- **EXERCISE**: What you return should be the full listing, exactly as given.
★ ★ ★
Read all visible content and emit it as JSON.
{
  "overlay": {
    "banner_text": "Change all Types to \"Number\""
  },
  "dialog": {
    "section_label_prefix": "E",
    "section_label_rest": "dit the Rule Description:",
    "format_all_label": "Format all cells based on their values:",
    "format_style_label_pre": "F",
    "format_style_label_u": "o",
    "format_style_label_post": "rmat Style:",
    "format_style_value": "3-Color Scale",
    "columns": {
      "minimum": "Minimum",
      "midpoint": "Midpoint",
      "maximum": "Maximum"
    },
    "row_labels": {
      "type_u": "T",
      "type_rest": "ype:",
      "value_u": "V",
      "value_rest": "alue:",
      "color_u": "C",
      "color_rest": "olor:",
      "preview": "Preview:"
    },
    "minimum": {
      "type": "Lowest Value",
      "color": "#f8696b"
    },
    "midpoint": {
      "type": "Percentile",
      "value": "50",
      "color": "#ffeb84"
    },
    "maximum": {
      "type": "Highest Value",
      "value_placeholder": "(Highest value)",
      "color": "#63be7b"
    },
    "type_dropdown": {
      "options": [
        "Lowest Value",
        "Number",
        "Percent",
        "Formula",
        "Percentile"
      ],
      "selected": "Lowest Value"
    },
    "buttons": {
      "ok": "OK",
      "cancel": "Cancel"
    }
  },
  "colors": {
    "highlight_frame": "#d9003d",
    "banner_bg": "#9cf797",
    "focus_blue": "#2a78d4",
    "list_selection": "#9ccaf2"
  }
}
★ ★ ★
- **SOLUTION TO THIS PROBLEM**:
Read all visible content and emit it as JSON.
{
  "overlay": {
    "banner_text": "Change all Types to \"Number\""
  },
  "dialog": {
    "section_label_prefix": "E",
    "section_label_rest": "dit the Rule Description:",
    "format_all_label": "Format all cells based on their values:",
    "format_style_label_pre": "F",
    "format_style_label_u": "o",
    "format_style_label_post": "rmat Style:",
    "format_style_value": "3-Color Scale",
    "columns": {
      "minimum": "Minimum",
      "midpoint": "Midpoint",
      "maximum": "Maximum"
    },
    "row_labels": {
      "type_u": "T",
      "type_rest": "ype:",
      "value_u": "V",
      "value_rest": "alue:",
      "color_u": "C",
      "color_rest": "olor:",
      "preview": "Preview:"
    },
    "minimum": {
      "type": "Lowest Value",
      "color": "#f8696b"
    },
    "midpoint": {
      "type": "Percentile",
      "value": "50",
      "color": "#ffeb84"
    },
    "maximum": {
      "type": "Highest Value",
      "value_placeholder": "(Highest value)",
      "color": "#63be7b"
    },
    "type_dropdown": {
      "options": [
        "Lowest Value",
        "Number",
        "Percent",
        "Formula",
        "Percentile"
      ],
      "selected": "Lowest Value"
    },
    "buttons": {
      "ok": "OK",
      "cancel": "Cancel"
    }
  },
  "colors": {
    "highlight_frame": "#d9003d",
    "banner_bg": "#9cf797",
    "focus_blue": "#2a78d4",
    "list_selection": "#9ccaf2"
  }
}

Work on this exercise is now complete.